Volume 41, Number 2 - March/April 2017
Vaporizing existing data does a disservice to humanity.
By Marydee Ojala
Making sure end users get connected to solid facts is not just the job of the government or media. Information professionals have a vital role to play as well, declares bq. And of course, bq has a plethora of suggestions for just how info pros can do this.
By Barbara Quint
Publishing in an Internet World
Aaron Tay wonders whether institutional repositories have successfully met their objectives or whether they are obsolete. He looks at institutional repositories from varying perspectives, examines the reasons why scholars avoid depositing their work in institutional repositories, and concludes that repositories have a role but need to move to a next generation.
By Aaron Tay
To demonstrate value to their institutions, academic libraries can point to students' career success resulting from research skills learned from library programs. Embedded librarian Raymond Pun, in conjunction with his university's Career Development Center, teaches business database searching to foster career success.
By Raymond Pun
Competitive intelligence (CI) is an ongoing concern, with new products and services appearing regularly to track competitive trends. Barbie Keiser introduces six new platforms and dashboards that strike her as representative of the best approaches to monitoring competing companies and industries, even for non-CI professionals.
By Barbie E. Keiser
Whether you are researching healthcare options for a client or your family (especially if you are getting close to the eligibility age for Medicare), this article by a research services manager for a strategic management firm specializing in healthcare will give you the basics and then some. From explaining the difference between a deductible, copay, and coinsurance to breaking down the different parts of Medicare, Tara Breton helps to make what can be a very confusing subject a little easier to understand.
By Tara M. Breton
In the Netherlands, access to information by civil servants working in government agencies used to be fragmented across numerous platforms. An initiative to integrate content on one platform succeeded in simplifying access and meeting user expectations related to learned search behaviors.
By Peter Nieuwenhuizen
Librarians are often considered to be collaborators in and instructors about digital humanities projects. Digital humanities support involves pointing researchers to online resources, including texts, maps, software, tutorials, and data, and is a vital activity for academic librarians.
By John Russell
Crowell Public Library's head librarian also looks at how fake news may have impacted the way people voted on Nov. 8, 2016. She focuses on Facebook's sphere of influence and shares the thoughts of Craig Silverman, BuzzFeed's media editor.
By Irene E. McDermott
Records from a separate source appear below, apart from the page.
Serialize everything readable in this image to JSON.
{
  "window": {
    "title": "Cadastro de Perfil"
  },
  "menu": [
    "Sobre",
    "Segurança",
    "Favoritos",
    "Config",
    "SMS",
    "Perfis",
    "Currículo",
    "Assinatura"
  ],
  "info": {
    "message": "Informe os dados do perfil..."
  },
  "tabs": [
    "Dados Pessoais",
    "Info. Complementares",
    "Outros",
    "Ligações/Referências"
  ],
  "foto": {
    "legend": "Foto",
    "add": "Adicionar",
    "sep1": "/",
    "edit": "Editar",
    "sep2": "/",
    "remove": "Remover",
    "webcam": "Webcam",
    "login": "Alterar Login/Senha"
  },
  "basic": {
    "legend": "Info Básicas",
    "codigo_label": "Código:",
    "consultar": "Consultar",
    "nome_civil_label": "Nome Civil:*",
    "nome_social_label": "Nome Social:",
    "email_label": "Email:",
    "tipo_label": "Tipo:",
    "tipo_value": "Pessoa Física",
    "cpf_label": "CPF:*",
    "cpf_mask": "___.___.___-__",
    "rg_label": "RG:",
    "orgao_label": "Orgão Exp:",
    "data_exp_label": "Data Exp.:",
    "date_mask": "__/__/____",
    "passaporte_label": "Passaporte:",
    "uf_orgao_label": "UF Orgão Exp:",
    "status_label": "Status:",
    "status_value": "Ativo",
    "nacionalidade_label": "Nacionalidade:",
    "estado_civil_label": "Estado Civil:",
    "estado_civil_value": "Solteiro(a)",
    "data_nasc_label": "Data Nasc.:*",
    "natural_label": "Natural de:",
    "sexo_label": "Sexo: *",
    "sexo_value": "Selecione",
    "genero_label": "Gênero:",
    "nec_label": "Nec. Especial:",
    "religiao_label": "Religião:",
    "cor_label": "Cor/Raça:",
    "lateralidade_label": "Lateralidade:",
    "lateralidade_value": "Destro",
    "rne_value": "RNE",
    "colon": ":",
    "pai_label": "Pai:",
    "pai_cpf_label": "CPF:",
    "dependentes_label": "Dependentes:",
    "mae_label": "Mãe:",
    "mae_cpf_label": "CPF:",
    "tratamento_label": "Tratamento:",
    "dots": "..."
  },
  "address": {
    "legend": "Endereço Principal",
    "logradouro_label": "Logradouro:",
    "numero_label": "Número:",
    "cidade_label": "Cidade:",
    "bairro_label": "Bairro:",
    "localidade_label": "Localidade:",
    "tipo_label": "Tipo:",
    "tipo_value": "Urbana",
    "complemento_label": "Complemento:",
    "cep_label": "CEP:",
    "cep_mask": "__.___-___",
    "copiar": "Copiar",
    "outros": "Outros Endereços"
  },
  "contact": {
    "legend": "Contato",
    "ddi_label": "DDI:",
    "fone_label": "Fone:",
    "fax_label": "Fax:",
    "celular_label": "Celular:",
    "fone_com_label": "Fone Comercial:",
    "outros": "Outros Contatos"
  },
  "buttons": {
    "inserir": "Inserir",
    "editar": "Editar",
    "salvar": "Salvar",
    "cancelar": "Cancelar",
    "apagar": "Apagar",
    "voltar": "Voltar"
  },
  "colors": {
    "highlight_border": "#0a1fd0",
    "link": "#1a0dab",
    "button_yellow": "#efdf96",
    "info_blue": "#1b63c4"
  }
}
What does the pirate site Sci-Hub teach us about information literacy and how do we persuade people not to use it, given its convenience for free one-stop shopping? According to William Badke, an ethical appeal won't work, but Sci-Hub does present opportunities to teach about the process of knowledge creation.
By William Badke
The Dollar Sign
Whether you consider it financial literacy or financial information literacy, getting smart about managing your money is valuable for everybody. This Dollar Sign column shares how to boost people's smart money acumen.
By Marydee Ojala
The Open Road
The internet has completely transformed the production and consumption of information, with profound consequences for the licensing of content. Open licenses, specifically the different types of Creative Commons licenses, can be confusing, but Abby Clobridge puts in all in perspective.
By Abby Clobridge
It's not just libraries that want optimal performance for their websites. Thus, libraries can learn from business research about consumer behavior, increased website usage, and customer loyalty. A/B testing is a tool that presents visitors with different iterations of a website to track their actions based on incremental changes.
By Darlene Fichter, Jeff Wisniewski
Recommended Reading on Google, Transliteracy, Geoliteracy, and Asking Questions
By Deborah Lynne Wiley
Now that everyone can (and does) call themselves "researchers," what do online searchers bring to the research table? Mary Ellen Bates spells out aspects of the hidden value created by information professionals.
By Mary Ellen Bates